[DATA UNDER STUDY]

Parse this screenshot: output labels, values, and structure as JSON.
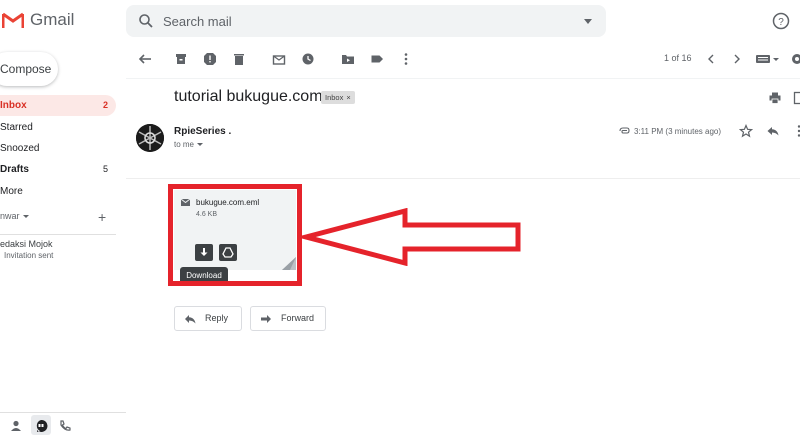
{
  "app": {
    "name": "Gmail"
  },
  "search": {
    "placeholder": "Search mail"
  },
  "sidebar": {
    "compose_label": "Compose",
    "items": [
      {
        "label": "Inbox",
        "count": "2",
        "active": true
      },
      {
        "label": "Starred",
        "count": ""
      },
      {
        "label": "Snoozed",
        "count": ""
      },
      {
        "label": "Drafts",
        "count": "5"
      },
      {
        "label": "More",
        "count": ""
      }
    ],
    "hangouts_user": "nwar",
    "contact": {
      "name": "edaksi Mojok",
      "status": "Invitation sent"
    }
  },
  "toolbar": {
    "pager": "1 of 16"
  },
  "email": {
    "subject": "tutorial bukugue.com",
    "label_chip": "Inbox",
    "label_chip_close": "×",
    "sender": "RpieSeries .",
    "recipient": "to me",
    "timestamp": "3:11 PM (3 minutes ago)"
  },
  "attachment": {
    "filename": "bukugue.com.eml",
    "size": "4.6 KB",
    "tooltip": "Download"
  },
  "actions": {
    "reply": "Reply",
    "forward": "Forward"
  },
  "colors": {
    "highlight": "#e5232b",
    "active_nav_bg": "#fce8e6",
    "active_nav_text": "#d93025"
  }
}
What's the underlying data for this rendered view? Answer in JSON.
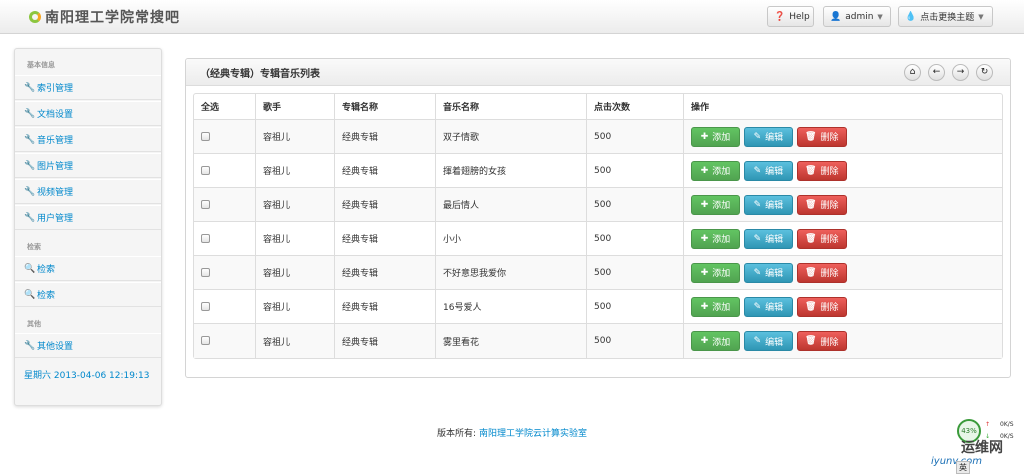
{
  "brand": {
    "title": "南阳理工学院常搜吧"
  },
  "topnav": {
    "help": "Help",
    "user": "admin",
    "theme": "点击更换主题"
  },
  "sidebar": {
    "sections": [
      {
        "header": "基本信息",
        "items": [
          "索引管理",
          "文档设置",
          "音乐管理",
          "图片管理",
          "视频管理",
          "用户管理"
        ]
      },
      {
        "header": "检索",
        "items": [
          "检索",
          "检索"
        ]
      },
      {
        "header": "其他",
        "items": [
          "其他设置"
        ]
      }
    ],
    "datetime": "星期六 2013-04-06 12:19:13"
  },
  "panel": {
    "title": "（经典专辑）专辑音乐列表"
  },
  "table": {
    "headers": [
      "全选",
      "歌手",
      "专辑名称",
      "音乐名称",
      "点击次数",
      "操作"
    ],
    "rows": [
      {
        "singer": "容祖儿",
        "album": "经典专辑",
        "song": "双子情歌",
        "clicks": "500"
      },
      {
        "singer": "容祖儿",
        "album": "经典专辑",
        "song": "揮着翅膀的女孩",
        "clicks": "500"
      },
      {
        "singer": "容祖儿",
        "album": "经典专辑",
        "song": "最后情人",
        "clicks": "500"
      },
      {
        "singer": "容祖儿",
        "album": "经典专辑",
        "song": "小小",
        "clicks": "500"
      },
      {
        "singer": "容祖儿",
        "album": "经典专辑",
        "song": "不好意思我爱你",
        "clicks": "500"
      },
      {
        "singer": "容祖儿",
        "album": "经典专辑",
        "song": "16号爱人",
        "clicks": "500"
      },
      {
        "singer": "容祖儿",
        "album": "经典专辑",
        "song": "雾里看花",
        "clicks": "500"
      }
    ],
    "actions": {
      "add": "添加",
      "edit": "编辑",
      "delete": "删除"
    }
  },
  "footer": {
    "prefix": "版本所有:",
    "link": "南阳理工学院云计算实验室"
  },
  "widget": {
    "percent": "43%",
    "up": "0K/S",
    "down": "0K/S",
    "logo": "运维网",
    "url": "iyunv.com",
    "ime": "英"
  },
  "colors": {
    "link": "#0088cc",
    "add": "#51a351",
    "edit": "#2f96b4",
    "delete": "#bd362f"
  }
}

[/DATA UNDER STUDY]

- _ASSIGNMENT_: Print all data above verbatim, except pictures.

- _YOUR RESPONSE_:
Parse this screenshot: output labels, values, and structure as JSON.
{
  "app": {
    "name": "Gmail"
  },
  "search": {
    "placeholder": "Search mail"
  },
  "sidebar": {
    "compose_label": "Compose",
    "items": [
      {
        "label": "Inbox",
        "count": "2",
        "active": true
      },
      {
        "label": "Starred",
        "count": ""
      },
      {
        "label": "Snoozed",
        "count": ""
      },
      {
        "label": "Drafts",
        "count": "5"
      },
      {
        "label": "More",
        "count": ""
      }
    ],
    "hangouts_user": "nwar",
    "contact": {
      "name": "edaksi Mojok",
      "status": "Invitation sent"
    }
  },
  "toolbar": {
    "pager": "1 of 16"
  },
  "email": {
    "subject": "tutorial bukugue.com",
    "label_chip": "Inbox",
    "label_chip_close": "×",
    "sender": "RpieSeries .",
    "recipient": "to me",
    "timestamp": "3:11 PM (3 minutes ago)"
  },
  "attachment": {
    "filename": "bukugue.com.eml",
    "size": "4.6 KB",
    "tooltip": "Download"
  },
  "actions": {
    "reply": "Reply",
    "forward": "Forward"
  },
  "colors": {
    "highlight": "#e5232b",
    "active_nav_bg": "#fce8e6",
    "active_nav_text": "#d93025"
  }
}
What's the underlying data for this rendered view? Answer in JSON.
{
  "brand": {
    "title": "南阳理工学院常搜吧"
  },
  "topnav": {
    "help": "Help",
    "user": "admin",
    "theme": "点击更换主题"
  },
  "sidebar": {
    "sections": [
      {
        "header": "基本信息",
        "items": [
          "索引管理",
          "文档设置",
          "音乐管理",
          "图片管理",
          "视频管理",
          "用户管理"
        ]
      },
      {
        "header": "检索",
        "items": [
          "检索",
          "检索"
        ]
      },
      {
        "header": "其他",
        "items": [
          "其他设置"
        ]
      }
    ],
    "datetime": "星期六 2013-04-06 12:19:13"
  },
  "panel": {
    "title": "（经典专辑）专辑音乐列表"
  },
  "table": {
    "headers": [
      "全选",
      "歌手",
      "专辑名称",
      "音乐名称",
      "点击次数",
      "操作"
    ],
    "rows": [
      {
        "singer": "容祖儿",
        "album": "经典专辑",
        "song": "双子情歌",
        "clicks": "500"
      },
      {
        "singer": "容祖儿",
        "album": "经典专辑",
        "song": "揮着翅膀的女孩",
        "clicks": "500"
      },
      {
        "singer": "容祖儿",
        "album": "经典专辑",
        "song": "最后情人",
        "clicks": "500"
      },
      {
        "singer": "容祖儿",
        "album": "经典专辑",
        "song": "小小",
        "clicks": "500"
      },
      {
        "singer": "容祖儿",
        "album": "经典专辑",
        "song": "不好意思我爱你",
        "clicks": "500"
      },
      {
        "singer": "容祖儿",
        "album": "经典专辑",
        "song": "16号爱人",
        "clicks": "500"
      },
      {
        "singer": "容祖儿",
        "album": "经典专辑",
        "song": "雾里看花",
        "clicks": "500"
      }
    ],
    "actions": {
      "add": "添加",
      "edit": "编辑",
      "delete": "删除"
    }
  },
  "footer": {
    "prefix": "版本所有:",
    "link": "南阳理工学院云计算实验室"
  },
  "widget": {
    "percent": "43%",
    "up": "0K/S",
    "down": "0K/S",
    "logo": "运维网",
    "url": "iyunv.com",
    "ime": "英"
  },
  "colors": {
    "link": "#0088cc",
    "add": "#51a351",
    "edit": "#2f96b4",
    "delete": "#bd362f"
  }
}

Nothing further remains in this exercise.